Results from my first attempt:
Results from my second attempt:
Results from my third attempt:
I will now collect averages of all my results and then will plot these results onto a graph. A trend should show. I will round my averages up so that they will be easier to read and more clear when plotted.
Table of Averages
Graph to show how the pH of a Lipase & Milk reaction is affected by temperature using how acidic the pH is as a guide
My graph shows me that Lipase worked better at 60°C. After only 30 seconds it had reduced the pH to just above 6, much more quickly than at the other temperatures. It had a final pH of just below 6.6, showing it to be the most acidic of all of the reactions. The lowest acidic reading was when I used a water bath of 20°C and therefore it would be safe to assume that lipase does not work well at lower temperatures.
This contradicts the prediction I earlier made. I expected that the optimum temperature would be around 37°C, and therefore expected the best results when I was using a water bath of 30°C and 40°C. This was clearly not the case and to have made a prediction more scientifically supported, I could have done research into the Pancreas, finding information about temperature and conditions. I would then have used this information in order to predict the results. If I were to do this experiment again, this is what I would do as I would have had more idea scientifically about what to expect.
I found I had no anomalous results and I believe this to be because I followed a strict procedure and was thoroughly conscientious at all times. I controlled variables accurately and checked and double checked readings. I used the same stopwatch throughout when timing and used all the same equipment, such as pH probes and temperature probes. I constantly monitored the temperature of my water baths, ensuring that they were always the exact and same temperature throughout each experiment.

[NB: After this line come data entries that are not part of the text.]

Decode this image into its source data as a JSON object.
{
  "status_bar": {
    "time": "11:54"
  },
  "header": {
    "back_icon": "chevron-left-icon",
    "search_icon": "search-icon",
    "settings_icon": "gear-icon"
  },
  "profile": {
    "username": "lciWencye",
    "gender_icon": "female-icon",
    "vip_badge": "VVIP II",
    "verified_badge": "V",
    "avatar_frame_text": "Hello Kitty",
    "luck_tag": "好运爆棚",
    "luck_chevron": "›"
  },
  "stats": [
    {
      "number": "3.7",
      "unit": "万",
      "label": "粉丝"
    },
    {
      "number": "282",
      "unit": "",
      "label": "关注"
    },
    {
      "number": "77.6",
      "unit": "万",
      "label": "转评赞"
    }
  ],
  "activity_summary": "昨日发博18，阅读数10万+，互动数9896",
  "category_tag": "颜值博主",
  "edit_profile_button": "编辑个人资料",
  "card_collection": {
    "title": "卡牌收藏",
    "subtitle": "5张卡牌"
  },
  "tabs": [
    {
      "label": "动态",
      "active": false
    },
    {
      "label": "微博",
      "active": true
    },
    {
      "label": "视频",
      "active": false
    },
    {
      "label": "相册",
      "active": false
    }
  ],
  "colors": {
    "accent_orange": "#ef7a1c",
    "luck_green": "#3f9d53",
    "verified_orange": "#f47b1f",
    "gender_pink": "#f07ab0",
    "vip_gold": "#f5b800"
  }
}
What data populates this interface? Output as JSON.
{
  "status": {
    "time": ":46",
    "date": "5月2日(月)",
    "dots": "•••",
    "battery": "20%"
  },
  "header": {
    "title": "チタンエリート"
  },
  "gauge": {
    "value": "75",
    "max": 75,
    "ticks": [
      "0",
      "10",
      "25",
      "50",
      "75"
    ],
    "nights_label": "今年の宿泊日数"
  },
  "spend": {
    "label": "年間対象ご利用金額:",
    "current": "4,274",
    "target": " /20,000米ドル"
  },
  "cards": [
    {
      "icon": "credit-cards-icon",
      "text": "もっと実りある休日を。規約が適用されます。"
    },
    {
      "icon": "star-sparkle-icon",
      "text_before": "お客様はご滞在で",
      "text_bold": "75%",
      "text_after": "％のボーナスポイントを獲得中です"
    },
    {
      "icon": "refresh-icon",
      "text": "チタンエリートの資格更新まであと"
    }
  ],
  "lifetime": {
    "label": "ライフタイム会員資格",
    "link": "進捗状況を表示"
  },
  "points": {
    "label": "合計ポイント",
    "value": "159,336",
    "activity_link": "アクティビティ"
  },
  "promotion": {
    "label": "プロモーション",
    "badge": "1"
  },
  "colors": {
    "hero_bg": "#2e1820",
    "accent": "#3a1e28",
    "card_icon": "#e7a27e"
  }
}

To provide an even firmer conclusion, if I were to perform this experiment again I would do a number of things. I would firstly use more temperatures, for example not just 20, 30, 40, 50 & 60°C but 20, 25, 50, 35, 40, 45, 50, 55, 60°C. This would provide more information as more results are being obtained on which to base a conclusion. I would also research the conditions of the pancreas more thoroughly so that I could predict scientifically what would happen using better knowledge.